> **ASSIGNMENT**: Write out the entries below once more, exactly, with the pictures left out.

> **DATA UNDER STUDY**:
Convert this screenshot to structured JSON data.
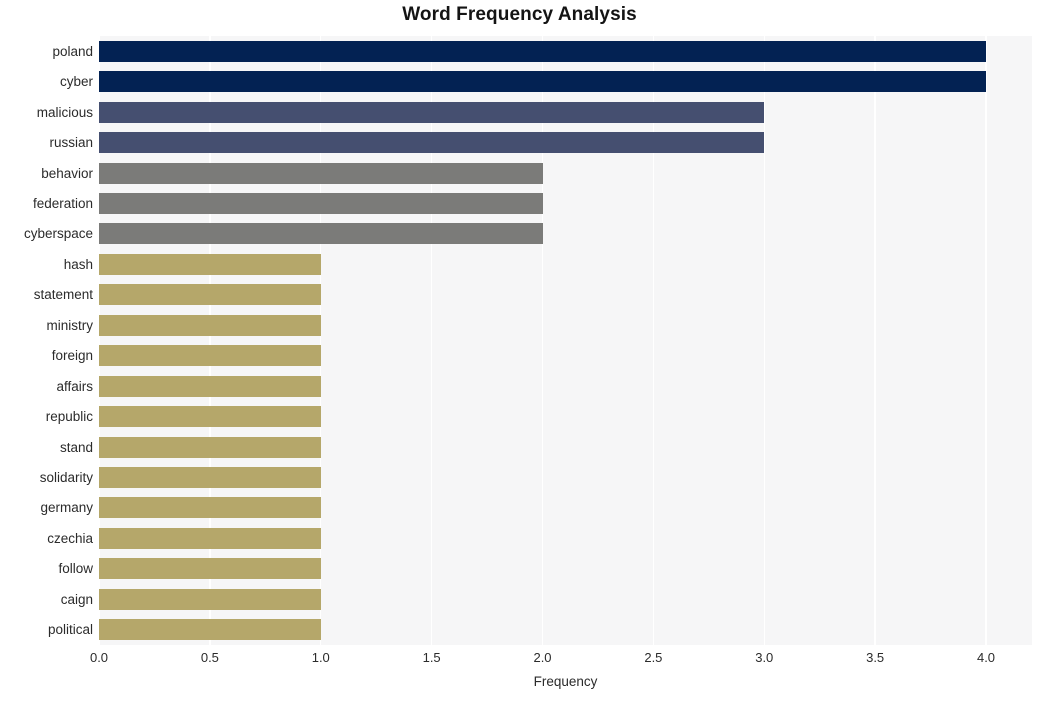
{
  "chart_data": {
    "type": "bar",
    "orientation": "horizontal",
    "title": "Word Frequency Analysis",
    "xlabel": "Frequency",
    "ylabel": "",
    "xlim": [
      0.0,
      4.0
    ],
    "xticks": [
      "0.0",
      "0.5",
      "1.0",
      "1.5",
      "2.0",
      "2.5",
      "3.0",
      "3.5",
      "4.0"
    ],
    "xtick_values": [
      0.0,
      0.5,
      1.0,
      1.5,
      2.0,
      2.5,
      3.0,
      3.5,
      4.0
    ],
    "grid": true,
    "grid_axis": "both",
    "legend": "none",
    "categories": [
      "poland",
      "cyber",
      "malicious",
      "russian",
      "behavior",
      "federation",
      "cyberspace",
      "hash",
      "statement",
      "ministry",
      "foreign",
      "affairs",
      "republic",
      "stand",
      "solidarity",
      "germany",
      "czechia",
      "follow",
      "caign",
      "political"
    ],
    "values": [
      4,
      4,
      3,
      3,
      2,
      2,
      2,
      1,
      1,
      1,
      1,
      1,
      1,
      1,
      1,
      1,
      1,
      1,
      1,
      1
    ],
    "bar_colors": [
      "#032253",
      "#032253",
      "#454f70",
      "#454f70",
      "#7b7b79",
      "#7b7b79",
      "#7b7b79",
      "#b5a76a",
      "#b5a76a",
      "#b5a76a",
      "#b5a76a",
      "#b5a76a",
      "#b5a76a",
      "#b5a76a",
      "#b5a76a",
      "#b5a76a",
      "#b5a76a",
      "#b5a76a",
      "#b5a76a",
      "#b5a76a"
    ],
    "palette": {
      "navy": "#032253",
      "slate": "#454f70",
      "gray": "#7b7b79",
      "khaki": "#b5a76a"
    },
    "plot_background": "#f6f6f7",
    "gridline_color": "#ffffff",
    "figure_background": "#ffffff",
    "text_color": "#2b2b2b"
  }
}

> **TASK ANSWER**:
Convert this screenshot to structured JSON data.
{
  "chart_data": {
    "type": "bar",
    "orientation": "horizontal",
    "title": "Word Frequency Analysis",
    "xlabel": "Frequency",
    "ylabel": "",
    "xlim": [
      0.0,
      4.0
    ],
    "xticks": [
      "0.0",
      "0.5",
      "1.0",
      "1.5",
      "2.0",
      "2.5",
      "3.0",
      "3.5",
      "4.0"
    ],
    "xtick_values": [
      0.0,
      0.5,
      1.0,
      1.5,
      2.0,
      2.5,
      3.0,
      3.5,
      4.0
    ],
    "grid": true,
    "grid_axis": "both",
    "legend": "none",
    "categories": [
      "poland",
      "cyber",
      "malicious",
      "russian",
      "behavior",
      "federation",
      "cyberspace",
      "hash",
      "statement",
      "ministry",
      "foreign",
      "affairs",
      "republic",
      "stand",
      "solidarity",
      "germany",
      "czechia",
      "follow",
      "caign",
      "political"
    ],
    "values": [
      4,
      4,
      3,
      3,
      2,
      2,
      2,
      1,
      1,
      1,
      1,
      1,
      1,
      1,
      1,
      1,
      1,
      1,
      1,
      1
    ],
    "bar_colors": [
      "#032253",
      "#032253",
      "#454f70",
      "#454f70",
      "#7b7b79",
      "#7b7b79",
      "#7b7b79",
      "#b5a76a",
      "#b5a76a",
      "#b5a76a",
      "#b5a76a",
      "#b5a76a",
      "#b5a76a",
      "#b5a76a",
      "#b5a76a",
      "#b5a76a",
      "#b5a76a",
      "#b5a76a",
      "#b5a76a",
      "#b5a76a"
    ],
    "palette": {
      "navy": "#032253",
      "slate": "#454f70",
      "gray": "#7b7b79",
      "khaki": "#b5a76a"
    },
    "plot_background": "#f6f6f7",
    "gridline_color": "#ffffff",
    "figure_background": "#ffffff",
    "text_color": "#2b2b2b"
  }
}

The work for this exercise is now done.